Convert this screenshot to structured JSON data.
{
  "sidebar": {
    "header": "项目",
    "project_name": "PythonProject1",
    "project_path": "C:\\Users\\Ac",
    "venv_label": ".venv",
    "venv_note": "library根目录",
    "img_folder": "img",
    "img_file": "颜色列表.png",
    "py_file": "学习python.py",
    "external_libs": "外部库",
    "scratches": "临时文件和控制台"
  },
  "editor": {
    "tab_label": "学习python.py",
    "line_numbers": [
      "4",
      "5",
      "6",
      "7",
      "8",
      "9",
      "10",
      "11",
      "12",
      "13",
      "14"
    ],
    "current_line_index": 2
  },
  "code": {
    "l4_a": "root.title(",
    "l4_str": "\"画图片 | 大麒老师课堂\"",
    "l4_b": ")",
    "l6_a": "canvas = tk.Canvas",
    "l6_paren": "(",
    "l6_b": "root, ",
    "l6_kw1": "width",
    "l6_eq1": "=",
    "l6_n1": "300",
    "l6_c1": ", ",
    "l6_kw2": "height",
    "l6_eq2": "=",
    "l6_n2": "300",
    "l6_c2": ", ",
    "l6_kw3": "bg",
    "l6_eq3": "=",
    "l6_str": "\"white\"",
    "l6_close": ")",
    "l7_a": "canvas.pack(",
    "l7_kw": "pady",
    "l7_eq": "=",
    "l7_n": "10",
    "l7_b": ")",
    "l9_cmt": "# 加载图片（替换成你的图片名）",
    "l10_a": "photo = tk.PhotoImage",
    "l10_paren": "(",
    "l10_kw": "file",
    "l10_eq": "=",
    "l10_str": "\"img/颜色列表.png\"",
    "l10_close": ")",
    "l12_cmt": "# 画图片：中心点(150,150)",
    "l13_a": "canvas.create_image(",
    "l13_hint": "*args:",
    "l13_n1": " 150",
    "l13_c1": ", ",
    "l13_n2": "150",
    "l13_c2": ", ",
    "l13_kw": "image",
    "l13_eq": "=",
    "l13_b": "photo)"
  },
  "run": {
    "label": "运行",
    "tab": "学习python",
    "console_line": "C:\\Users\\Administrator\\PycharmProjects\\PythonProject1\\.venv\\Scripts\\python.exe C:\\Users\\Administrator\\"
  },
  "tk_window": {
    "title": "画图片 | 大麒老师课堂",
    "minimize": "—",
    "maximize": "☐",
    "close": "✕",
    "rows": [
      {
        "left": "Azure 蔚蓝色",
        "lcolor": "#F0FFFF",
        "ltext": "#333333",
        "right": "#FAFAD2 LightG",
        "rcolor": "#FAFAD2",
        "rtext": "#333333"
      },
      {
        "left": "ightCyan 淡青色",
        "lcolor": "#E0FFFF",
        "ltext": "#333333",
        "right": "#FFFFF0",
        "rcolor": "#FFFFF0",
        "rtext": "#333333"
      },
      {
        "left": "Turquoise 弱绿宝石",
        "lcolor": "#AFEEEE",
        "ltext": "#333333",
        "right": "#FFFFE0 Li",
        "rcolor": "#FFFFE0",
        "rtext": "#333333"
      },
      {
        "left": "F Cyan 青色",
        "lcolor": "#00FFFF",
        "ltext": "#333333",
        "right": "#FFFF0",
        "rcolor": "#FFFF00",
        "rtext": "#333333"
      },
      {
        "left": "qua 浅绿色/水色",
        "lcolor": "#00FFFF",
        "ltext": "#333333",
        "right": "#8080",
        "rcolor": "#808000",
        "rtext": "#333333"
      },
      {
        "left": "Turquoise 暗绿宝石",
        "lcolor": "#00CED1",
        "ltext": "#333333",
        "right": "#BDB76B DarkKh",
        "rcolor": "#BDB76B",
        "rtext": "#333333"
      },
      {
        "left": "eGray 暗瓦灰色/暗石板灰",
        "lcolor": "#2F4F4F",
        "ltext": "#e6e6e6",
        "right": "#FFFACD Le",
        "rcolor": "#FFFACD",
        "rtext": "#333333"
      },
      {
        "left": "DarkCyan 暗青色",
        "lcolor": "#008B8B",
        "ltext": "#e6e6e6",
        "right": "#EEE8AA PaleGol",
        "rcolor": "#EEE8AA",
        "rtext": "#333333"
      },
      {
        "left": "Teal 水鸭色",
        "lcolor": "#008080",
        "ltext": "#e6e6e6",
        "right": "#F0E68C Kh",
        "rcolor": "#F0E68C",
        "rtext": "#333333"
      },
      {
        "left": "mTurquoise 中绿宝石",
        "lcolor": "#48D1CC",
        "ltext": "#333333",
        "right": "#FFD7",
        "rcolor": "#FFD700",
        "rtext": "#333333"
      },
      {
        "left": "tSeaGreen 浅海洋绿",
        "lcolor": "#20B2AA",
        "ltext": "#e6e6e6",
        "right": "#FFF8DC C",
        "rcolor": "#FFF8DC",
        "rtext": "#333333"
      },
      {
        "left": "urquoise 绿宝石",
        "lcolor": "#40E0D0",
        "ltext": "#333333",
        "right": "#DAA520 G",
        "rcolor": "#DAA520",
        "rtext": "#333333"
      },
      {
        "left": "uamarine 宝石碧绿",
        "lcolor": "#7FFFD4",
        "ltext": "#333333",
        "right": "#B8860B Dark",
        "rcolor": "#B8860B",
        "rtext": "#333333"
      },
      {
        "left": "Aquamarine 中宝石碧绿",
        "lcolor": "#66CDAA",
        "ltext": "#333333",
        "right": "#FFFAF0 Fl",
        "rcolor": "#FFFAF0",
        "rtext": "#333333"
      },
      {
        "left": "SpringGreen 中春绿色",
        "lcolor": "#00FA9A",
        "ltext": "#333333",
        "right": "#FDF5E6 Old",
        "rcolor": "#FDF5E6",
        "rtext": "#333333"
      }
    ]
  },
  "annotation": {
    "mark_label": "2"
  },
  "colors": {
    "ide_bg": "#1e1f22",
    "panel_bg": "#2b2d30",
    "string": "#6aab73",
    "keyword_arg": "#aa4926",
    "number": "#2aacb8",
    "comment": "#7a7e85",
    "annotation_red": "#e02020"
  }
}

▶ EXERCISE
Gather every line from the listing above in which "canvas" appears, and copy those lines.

▶ REPLY TO THE EXERCISE
    "l6_a": "canvas = tk.Canvas",
    "l7_a": "canvas.pack(",
    "l13_a": "canvas.create_image(",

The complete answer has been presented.